[[ Extracted information, beginning ]]
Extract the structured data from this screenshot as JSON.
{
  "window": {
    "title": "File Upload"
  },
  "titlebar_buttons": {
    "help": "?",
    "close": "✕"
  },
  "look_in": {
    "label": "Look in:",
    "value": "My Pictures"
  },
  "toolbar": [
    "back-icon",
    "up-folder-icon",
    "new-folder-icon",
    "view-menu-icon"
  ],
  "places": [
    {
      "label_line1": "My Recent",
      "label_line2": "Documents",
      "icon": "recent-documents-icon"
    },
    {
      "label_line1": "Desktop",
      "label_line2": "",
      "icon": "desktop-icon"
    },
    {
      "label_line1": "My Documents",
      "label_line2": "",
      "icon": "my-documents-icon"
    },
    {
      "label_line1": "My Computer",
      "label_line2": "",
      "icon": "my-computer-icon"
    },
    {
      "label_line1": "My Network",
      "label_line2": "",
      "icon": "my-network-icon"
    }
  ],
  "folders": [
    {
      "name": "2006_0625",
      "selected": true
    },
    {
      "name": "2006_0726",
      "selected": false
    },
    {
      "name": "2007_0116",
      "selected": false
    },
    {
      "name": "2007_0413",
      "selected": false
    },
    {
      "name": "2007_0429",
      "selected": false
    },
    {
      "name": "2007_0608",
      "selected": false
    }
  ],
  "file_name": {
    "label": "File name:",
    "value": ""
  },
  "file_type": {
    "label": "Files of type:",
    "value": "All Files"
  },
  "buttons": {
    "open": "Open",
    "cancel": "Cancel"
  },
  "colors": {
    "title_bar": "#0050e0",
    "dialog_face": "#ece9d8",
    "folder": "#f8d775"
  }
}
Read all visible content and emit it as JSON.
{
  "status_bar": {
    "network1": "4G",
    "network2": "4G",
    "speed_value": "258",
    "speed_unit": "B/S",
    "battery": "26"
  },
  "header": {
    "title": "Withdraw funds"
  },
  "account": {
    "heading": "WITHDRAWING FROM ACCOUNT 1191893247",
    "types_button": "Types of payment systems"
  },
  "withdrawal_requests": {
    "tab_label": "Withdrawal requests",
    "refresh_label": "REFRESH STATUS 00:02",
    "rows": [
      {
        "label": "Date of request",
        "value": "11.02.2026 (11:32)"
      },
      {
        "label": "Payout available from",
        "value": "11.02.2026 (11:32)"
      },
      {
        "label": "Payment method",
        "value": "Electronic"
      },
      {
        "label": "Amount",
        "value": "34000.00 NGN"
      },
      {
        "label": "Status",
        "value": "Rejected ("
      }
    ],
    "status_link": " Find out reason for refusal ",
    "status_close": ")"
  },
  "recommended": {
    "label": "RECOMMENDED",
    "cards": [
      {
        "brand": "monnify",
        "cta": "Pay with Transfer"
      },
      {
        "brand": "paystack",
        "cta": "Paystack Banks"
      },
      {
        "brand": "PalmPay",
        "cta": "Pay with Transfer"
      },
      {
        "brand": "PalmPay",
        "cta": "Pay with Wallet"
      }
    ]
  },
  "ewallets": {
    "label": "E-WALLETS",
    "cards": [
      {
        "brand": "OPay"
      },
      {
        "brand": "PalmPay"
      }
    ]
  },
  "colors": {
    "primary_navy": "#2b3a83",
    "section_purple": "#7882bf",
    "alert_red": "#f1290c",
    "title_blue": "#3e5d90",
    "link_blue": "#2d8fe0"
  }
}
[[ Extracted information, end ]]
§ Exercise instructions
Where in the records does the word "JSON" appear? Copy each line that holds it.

§ Problem solution
Extract the structured data from this screenshot as JSON.
Read all visible content and emit it as JSON.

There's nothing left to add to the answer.